Once upon a time when Lingering Souls was a pervasive threat, Thundermaw Hellkite was the apex predator in the metagame. As I mentioned in my article last week, the single driver that could make Thundermaw a format staple again is the prevalence of Lingering Souls.
There were 144 copies of Lingering Souls spread across 32% of decks at #PTFRF. Thundermaw Hellkite be like “Put me in, Coach!”.
— Dan A. (@dtg_mtg) February 9, 2015
Thundermaw Hellkite would have been good against a whooping 32% of the decks at the Pro Tour. I’ll let that thought linger here.
It’s going to be an unpopular opinion, but I think the Modern metagame took a step backward with the recent slate of bannings. 28% of the day two metagame comprising of Abzan reminded me of Jund’s level of dominance before Bloodbraid Elf was sent to the Undying Lands.
The second most successful deck, Burn occupied 12% of the day two metagame, nearly twice the number of the third most successful archetype, Infect. The top 8 metagame consisted of just four archetypes, which would have been acceptable for a Standard Pro Tour, but is not exactly the epitome of diversity in a non-rotating format with neartly 9000 cards. Perhaps the metagame still has space to evolve and we have yet to reach the peak diversity in the post-Birthing Pod ecosystem.
Enough about Modern, as I’ve mentioned, Travis has an awesome article lined up tomorrow on Modern finance, be sure to check it out.
Undervalued Cards in a New Format
I’ve written a primer on Tiny Leaders a few weeks back. Since then there has been some movements in the finances of a few cards which could have been driven by Tiny Leaders demand.
When I wrote about them two weeks ago, foil copies Varolz, the Scar-Striped were just going for $3.50 and foil Ezuri, Renegade Leader were $5. 78. Today foil Varolzs are going for $9 and Ezuri foils skyrocketed to nearly $20.

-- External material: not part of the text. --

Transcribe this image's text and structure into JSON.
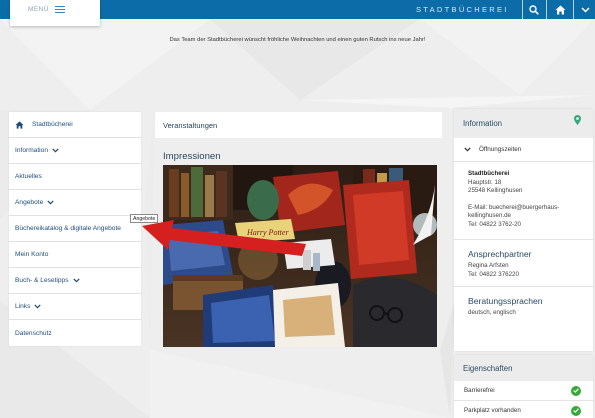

I hesitate to call Tiny Leaders demand a market force to be reckoned yet, based on just two popular Tiny Leaders commander who saw their foil prices shoot up. Market correction could be a factor here: Ezuri foils were from a set released nearly five years ago and Varolz, while cheap, is one of best Golgari leader and he also fits into Abzan builds, one of the most powerful color combination in the format.
A good way to buy into a format on the cheap is to predict which cards are likely to become staples and buy into them when they are still cheap. I am going to embark on a Tiny Leaders series exploring undervalued cards, and today we shall begin with with undervalued white Tiny Leaders cards.
The boat has sailed for this one but it might be relevant for the first undervalued card I would be discussing. Foil copies of Leonin Shikari were going for $10 last month but doubled up early this month, while non-foil copies only moved from $5 to $7.
The spike is almost solely due to demand from Commander or Tiny Leaders. Besides the fact that the foil spiked by a larger margin than the non-foil, I have yet to see a Modern or Legacy deck running Leonin Shikari (and I suspect we are unlikely to see one) Leonin Shikari fits well in Nahiri, the Lithomancer Commander and the following leader:
Kemba, Kha Regent may not be a tier one deck (yet), but she is a popular leader, as far as the Tiny Leaders subreddit and Facebook group goes. I am not bullish on her normal copies as she was reprinted in Commander 2014, but Kemba’s single foil printing looks sweet at $4.61.
While foil Kemba would struggle to hit the heights Ezuri hit (Ezuri at $20 also seems like a bubble), she has a lot of room to grow at sub-$5. I would not be surprised to see her foils hit $10. As with all Scars of Mirrodin cards, Kemba is at risk of being reprinted in Modern Masters 2015. However, Modern Masters 2015 would have to feature an equipment theme for her to be included, something which I think is unlikely.
As mentioned, Kemba was just reprinted in Commander 2014. Unless Wizards thinks she is destined to be the next big thing in Modern, I would imagine the chances of her seeing reprint is relatively thin in the short-term.
That is all for today. Please accept my apologies for the shorter than usual article; things have been a little hectic over the past week. I have something nice in the pipeline for next Tuesday to make up to you readers.